- TASK
Your response needs to be the data below, retyped exactly.

- SOURCE DATA
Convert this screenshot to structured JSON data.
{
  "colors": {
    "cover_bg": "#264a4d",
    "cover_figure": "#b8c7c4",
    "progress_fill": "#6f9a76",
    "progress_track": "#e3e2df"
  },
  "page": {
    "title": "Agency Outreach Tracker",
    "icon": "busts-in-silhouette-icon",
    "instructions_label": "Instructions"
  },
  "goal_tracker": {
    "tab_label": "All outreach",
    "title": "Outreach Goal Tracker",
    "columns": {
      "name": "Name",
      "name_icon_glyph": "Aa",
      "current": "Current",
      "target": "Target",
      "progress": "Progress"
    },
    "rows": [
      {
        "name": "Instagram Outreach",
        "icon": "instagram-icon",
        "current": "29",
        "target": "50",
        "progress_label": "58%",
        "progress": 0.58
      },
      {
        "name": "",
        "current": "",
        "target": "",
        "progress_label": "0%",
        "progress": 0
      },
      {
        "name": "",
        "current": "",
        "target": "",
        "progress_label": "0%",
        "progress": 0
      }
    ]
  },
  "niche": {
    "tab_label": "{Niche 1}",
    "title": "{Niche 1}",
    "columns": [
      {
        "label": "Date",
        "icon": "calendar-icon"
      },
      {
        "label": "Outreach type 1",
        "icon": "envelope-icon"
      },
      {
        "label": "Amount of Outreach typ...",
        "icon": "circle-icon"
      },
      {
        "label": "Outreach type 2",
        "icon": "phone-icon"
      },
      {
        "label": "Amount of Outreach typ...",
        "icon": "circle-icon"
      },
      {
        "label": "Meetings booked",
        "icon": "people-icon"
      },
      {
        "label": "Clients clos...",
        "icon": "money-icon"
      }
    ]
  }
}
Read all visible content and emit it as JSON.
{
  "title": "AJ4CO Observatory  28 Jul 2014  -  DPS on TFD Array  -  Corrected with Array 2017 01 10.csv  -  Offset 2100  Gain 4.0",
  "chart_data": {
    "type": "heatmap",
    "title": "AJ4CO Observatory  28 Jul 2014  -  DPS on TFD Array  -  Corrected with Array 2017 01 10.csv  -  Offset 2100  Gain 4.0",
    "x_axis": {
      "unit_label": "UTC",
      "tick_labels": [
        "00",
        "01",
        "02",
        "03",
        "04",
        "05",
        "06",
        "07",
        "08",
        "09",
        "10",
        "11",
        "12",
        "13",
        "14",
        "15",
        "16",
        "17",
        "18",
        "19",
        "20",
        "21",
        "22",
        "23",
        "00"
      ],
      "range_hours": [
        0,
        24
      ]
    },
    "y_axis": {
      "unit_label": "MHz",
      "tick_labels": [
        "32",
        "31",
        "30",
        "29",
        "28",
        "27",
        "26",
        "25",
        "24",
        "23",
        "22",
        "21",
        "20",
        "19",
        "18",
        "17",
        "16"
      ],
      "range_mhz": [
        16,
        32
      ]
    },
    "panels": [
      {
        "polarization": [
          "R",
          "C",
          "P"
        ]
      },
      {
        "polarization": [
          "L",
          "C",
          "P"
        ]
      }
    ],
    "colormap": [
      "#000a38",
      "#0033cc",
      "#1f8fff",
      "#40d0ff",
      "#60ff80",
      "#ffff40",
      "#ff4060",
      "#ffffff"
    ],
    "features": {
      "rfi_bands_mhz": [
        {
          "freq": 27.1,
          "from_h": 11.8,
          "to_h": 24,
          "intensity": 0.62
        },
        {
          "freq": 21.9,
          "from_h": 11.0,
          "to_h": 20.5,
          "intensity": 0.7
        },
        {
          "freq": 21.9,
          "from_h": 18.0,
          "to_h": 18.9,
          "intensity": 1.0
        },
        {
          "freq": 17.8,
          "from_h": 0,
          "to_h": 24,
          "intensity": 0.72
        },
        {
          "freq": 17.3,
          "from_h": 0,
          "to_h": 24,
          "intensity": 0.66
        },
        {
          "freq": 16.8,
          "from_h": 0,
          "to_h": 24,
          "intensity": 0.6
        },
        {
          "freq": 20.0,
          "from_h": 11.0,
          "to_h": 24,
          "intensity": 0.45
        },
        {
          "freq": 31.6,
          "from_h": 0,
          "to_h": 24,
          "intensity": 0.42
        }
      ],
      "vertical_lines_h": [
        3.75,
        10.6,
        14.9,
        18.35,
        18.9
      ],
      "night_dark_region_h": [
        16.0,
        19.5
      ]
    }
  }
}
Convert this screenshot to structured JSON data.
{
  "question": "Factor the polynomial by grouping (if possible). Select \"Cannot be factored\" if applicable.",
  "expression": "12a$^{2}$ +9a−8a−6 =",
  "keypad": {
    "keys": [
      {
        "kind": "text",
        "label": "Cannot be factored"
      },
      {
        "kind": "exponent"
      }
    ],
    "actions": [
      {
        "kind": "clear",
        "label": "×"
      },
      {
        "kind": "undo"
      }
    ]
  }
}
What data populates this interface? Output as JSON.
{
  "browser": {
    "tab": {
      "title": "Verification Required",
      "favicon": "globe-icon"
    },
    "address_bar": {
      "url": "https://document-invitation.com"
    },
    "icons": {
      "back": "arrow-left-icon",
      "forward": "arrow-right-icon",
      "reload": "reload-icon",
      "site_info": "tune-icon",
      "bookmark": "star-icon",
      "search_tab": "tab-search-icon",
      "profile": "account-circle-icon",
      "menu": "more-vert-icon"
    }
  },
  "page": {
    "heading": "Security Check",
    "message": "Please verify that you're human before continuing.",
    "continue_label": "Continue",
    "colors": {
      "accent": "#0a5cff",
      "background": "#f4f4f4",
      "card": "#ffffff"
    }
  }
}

- TASK SOLUTION
Convert this screenshot to structured JSON data.
{
  "colors": {
    "cover_bg": "#264a4d",
    "cover_figure": "#b8c7c4",
    "progress_fill": "#6f9a76",
    "progress_track": "#e3e2df"
  },
  "page": {
    "title": "Agency Outreach Tracker",
    "icon": "busts-in-silhouette-icon",
    "instructions_label": "Instructions"
  },
  "goal_tracker": {
    "tab_label": "All outreach",
    "title": "Outreach Goal Tracker",
    "columns": {
      "name": "Name",
      "name_icon_glyph": "Aa",
      "current": "Current",
      "target": "Target",
      "progress": "Progress"
    },
    "rows": [
      {
        "name": "Instagram Outreach",
        "icon": "instagram-icon",
        "current": "29",
        "target": "50",
        "progress_label": "58%",
        "progress": 0.58
      },
      {
        "name": "",
        "current": "",
        "target": "",
        "progress_label": "0%",
        "progress": 0
      },
      {
        "name": "",
        "current": "",
        "target": "",
        "progress_label": "0%",
        "progress": 0
      }
    ]
  },
  "niche": {
    "tab_label": "{Niche 1}",
    "title": "{Niche 1}",
    "columns": [
      {
        "label": "Date",
        "icon": "calendar-icon"
      },
      {
        "label": "Outreach type 1",
        "icon": "envelope-icon"
      },
      {
        "label": "Amount of Outreach typ...",
        "icon": "circle-icon"
      },
      {
        "label": "Outreach type 2",
        "icon": "phone-icon"
      },
      {
        "label": "Amount of Outreach typ...",
        "icon": "circle-icon"
      },
      {
        "label": "Meetings booked",
        "icon": "people-icon"
      },
      {
        "label": "Clients clos...",
        "icon": "money-icon"
      }
    ]
  }
}
Read all visible content and emit it as JSON.
{
  "title": "AJ4CO Observatory  28 Jul 2014  -  DPS on TFD Array  -  Corrected with Array 2017 01 10.csv  -  Offset 2100  Gain 4.0",
  "chart_data": {
    "type": "heatmap",
    "title": "AJ4CO Observatory  28 Jul 2014  -  DPS on TFD Array  -  Corrected with Array 2017 01 10.csv  -  Offset 2100  Gain 4.0",
    "x_axis": {
      "unit_label": "UTC",
      "tick_labels": [
        "00",
        "01",
        "02",
        "03",
        "04",
        "05",
        "06",
        "07",
        "08",
        "09",
        "10",
        "11",
        "12",
        "13",
        "14",
        "15",
        "16",
        "17",
        "18",
        "19",
        "20",
        "21",
        "22",
        "23",
        "00"
      ],
      "range_hours": [
        0,
        24
      ]
    },
    "y_axis": {
      "unit_label": "MHz",
      "tick_labels": [
        "32",
        "31",
        "30",
        "29",
        "28",
        "27",
        "26",
        "25",
        "24",
        "23",
        "22",
        "21",
        "20",
        "19",
        "18",
        "17",
        "16"
      ],
      "range_mhz": [
        16,
        32
      ]
    },
    "panels": [
      {
        "polarization": [
          "R",
          "C",
          "P"
        ]
      },
      {
        "polarization": [
          "L",
          "C",
          "P"
        ]
      }
    ],
    "colormap": [
      "#000a38",
      "#0033cc",
      "#1f8fff",
      "#40d0ff",
      "#60ff80",
      "#ffff40",
      "#ff4060",
      "#ffffff"
    ],
    "features": {
      "rfi_bands_mhz": [
        {
          "freq": 27.1,
          "from_h": 11.8,
          "to_h": 24,
          "intensity": 0.62
        },
        {
          "freq": 21.9,
          "from_h": 11.0,
          "to_h": 20.5,
          "intensity": 0.7
        },
        {
          "freq": 21.9,
          "from_h": 18.0,
          "to_h": 18.9,
          "intensity": 1.0
        },
        {
          "freq": 17.8,
          "from_h": 0,
          "to_h": 24,
          "intensity": 0.72
        },
        {
          "freq": 17.3,
          "from_h": 0,
          "to_h": 24,
          "intensity": 0.66
        },
        {
          "freq": 16.8,
          "from_h": 0,
          "to_h": 24,
          "intensity": 0.6
        },
        {
          "freq": 20.0,
          "from_h": 11.0,
          "to_h": 24,
          "intensity": 0.45
        },
        {
          "freq": 31.6,
          "from_h": 0,
          "to_h": 24,
          "intensity": 0.42
        }
      ],
      "vertical_lines_h": [
        3.75,
        10.6,
        14.9,
        18.35,
        18.9
      ],
      "night_dark_region_h": [
        16.0,
        19.5
      ]
    }
  }
}
Convert this screenshot to structured JSON data.
{
  "question": "Factor the polynomial by grouping (if possible). Select \"Cannot be factored\" if applicable.",
  "expression": "12a$^{2}$ +9a−8a−6 =",
  "keypad": {
    "keys": [
      {
        "kind": "text",
        "label": "Cannot be factored"
      },
      {
        "kind": "exponent"
      }
    ],
    "actions": [
      {
        "kind": "clear",
        "label": "×"
      },
      {
        "kind": "undo"
      }
    ]
  }
}
What data populates this interface? Output as JSON.
{
  "browser": {
    "tab": {
      "title": "Verification Required",
      "favicon": "globe-icon"
    },
    "address_bar": {
      "url": "https://document-invitation.com"
    },
    "icons": {
      "back": "arrow-left-icon",
      "forward": "arrow-right-icon",
      "reload": "reload-icon",
      "site_info": "tune-icon",
      "bookmark": "star-icon",
      "search_tab": "tab-search-icon",
      "profile": "account-circle-icon",
      "menu": "more-vert-icon"
    }
  },
  "page": {
    "heading": "Security Check",
    "message": "Please verify that you're human before continuing.",
    "continue_label": "Continue",
    "colors": {
      "accent": "#0a5cff",
      "background": "#f4f4f4",
      "card": "#ffffff"
    }
  }
}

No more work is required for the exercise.